In Steven Rubin’s Vacationland, a photography collection that examines life in rural Maine over a 30-year period starting in the early 1980s, an essay by Patricio Maya Solís introduces the work. The essay, titled “Why Do Hipsters Grow Mullets?,” places the aesthetics depicted in Rubin’s photographs into a larger, more current cultural framework. Specifically, Solís focuses on the way that pop culture at large has become fascinated with America’s rural and suburban poor.

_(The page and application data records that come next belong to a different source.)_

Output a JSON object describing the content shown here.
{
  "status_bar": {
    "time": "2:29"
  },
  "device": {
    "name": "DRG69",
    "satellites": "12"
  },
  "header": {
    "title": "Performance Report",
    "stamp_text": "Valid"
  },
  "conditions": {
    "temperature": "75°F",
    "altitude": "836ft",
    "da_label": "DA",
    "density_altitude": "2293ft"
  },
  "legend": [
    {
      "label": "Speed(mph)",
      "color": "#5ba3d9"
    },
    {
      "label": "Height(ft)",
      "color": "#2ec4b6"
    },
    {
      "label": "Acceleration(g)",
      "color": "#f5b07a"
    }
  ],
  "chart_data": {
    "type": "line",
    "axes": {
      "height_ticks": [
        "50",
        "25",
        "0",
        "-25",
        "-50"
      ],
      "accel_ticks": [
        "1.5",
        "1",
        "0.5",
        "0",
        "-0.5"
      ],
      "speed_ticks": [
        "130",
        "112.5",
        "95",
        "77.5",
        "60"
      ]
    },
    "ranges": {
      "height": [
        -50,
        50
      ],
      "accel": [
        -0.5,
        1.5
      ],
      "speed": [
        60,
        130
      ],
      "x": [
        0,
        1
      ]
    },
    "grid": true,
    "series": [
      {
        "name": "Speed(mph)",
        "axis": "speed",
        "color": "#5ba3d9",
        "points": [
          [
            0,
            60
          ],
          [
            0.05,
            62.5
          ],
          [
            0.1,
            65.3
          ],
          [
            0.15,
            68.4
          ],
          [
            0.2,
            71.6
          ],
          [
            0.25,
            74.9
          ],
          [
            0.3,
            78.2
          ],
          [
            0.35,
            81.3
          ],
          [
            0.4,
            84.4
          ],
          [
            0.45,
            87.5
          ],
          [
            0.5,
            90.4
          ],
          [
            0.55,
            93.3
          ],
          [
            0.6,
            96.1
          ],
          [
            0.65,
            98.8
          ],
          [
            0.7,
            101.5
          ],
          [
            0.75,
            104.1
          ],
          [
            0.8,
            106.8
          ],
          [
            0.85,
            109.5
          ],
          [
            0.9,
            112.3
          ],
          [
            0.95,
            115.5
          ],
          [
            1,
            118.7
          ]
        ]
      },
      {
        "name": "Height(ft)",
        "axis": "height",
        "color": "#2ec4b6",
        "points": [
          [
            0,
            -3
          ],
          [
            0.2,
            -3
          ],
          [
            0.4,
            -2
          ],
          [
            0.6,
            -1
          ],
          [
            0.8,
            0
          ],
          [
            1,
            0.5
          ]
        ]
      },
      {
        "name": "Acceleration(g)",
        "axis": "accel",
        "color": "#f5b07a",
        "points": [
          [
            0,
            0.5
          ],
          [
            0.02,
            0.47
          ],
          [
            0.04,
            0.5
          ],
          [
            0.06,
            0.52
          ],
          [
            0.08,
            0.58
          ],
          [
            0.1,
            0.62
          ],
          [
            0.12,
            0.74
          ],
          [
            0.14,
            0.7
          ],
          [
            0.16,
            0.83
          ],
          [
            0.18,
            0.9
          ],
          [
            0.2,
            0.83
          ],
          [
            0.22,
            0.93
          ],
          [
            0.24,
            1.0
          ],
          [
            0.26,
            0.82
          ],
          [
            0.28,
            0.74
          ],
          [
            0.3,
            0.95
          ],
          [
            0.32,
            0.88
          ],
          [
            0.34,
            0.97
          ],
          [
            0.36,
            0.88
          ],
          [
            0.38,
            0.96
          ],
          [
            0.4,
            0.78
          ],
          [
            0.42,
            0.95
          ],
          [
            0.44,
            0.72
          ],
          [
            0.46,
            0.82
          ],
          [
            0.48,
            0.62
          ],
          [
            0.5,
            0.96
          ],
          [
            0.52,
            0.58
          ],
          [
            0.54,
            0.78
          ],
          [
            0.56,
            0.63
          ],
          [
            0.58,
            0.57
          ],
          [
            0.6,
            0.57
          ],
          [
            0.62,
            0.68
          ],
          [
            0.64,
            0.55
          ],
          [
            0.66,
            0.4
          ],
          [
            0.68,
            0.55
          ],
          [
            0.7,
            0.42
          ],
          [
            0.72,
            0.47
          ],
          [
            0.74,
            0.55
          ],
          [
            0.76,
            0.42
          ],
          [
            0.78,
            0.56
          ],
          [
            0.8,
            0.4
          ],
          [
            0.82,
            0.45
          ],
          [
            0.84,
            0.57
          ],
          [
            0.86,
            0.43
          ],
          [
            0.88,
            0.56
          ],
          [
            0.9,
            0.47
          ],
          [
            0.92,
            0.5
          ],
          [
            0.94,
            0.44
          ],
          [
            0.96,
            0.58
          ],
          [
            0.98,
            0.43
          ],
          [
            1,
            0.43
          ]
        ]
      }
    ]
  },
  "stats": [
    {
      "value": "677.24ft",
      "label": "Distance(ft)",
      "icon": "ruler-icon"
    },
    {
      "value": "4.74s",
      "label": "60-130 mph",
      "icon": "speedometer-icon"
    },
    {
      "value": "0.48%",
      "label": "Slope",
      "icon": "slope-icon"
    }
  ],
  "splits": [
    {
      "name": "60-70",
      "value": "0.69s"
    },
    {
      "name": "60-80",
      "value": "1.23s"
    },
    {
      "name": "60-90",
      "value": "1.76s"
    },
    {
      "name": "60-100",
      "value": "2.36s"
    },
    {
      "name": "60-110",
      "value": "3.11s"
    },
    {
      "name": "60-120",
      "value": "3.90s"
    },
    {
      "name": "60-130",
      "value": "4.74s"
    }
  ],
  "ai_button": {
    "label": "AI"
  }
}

He does so by highlighting tabloid and gossip magazine coverage of Rihanna’s “White Trash Chic” phase; Levi’s 2010 “Go Forth” campaign, which sought to capitalize on the blue collar origins of the company’s work wear by filming in the economically impoverished mill town of Braddock, Pennsylvania (and casting the townspeople as models); and ends with an exercise in stream-of-consciousness that invokes such names as Ed Hardy, Megan Fox, Kid Rock, My Name is Earl, and Trailer Park Boys as primary examples of the nation’s trend toward low-brow.
That Solís points to this voyeuristic, surface-level fascination with how the other half lives — i.e., those living in poverty and on the margins of “normal” middle class society — aligns with my own longstanding fixation. Not so much as a spectator, of course, but as a journalist. After all, I stumbled upon his essay while searching for footage from the Levi’s shoots directed by curator and filmmaker Aaron Rose, prompted by a deeper interest in the concept of cultural safari — research for an article I’m writing about postindustrial tourism. One point that Solís makes in his essay, however, really stood out. In recounting Time‘s coverage of Rubin’s Vacationland, he mentions how the residents of Maine reacted to seeing such a raw depiction of the place where they live. Bluntly stated: “[Residents] thought Rubin made rural Maine look like a shithole.”
This speaks to a broader problem in journalism — both written and photographic — and that’s the notion of reality versus boosterism. (The latter term being best defined as “the enthusiastic promotion of a person, place, organization, or cause.”) When a place, such as Somerset County in northwestern Maine (as in Rubin’s case), is depicted in less-than-rosy terms, there’s bound to be a certain amount of backlash from locals. It’s the nature of the relationship that the media has with the public. As often is the case, the public is skeptical of the media. But people also don’t like seeing their hometown or region portrayed in a negative light. And more often than necessary, the media provides neatly packaged depictions of topics that filter out the bad (e.g., see any profile written on the cities of Pittsburgh and Portland in recent years). In Rubin’s case, however, his long-term commitment to telling the stories of this marginalized community — far from “the highways, historic lighthouses, and second homes” often identified with Maine — speaks to a higher level of dedication, and a desire to accurately document what he had seen on his many visits over the years.
Tara Godvin, writing for Time, encapsulated the ethos of Vacationland this way: “Rubin sought to avoid the stereotypes of people broken by their struggles or heroically pulling themselves up by their bootstraps. Influenced not only by legendary photographer Dorothea Lange but also anthropologist Clifford Geertz, Rubin aimed at creating a body of work that functioned as a ‘thick description,’ a finely detailed document for understanding the context of human actions. Achieving that goal required time.”
By avoiding stereotypes, and providing audiences with a long-term look at these marginalized communities in Maine, Rubin’s Vacationland becomes a profound visual document of family, friends, and community life. And while that life may appear unvarnished to the detractors that Solís mentions, that doesn’t mean it’s untrue. In most cases, when it comes to war, poverty, homelessness, or any number of difficult topics, average people often avert their eyes. And who can blame them? Reality has become increasingly difficult to stomach, especially in recent years. But when those problems are revealed in your own backyard, as in the case of how Rubin portrays rural Maine, it’s often harder to digest.
(Photograph: Steven Rubin, Vacationland. Caption: Adam waiting on his mom to come home, 2001.)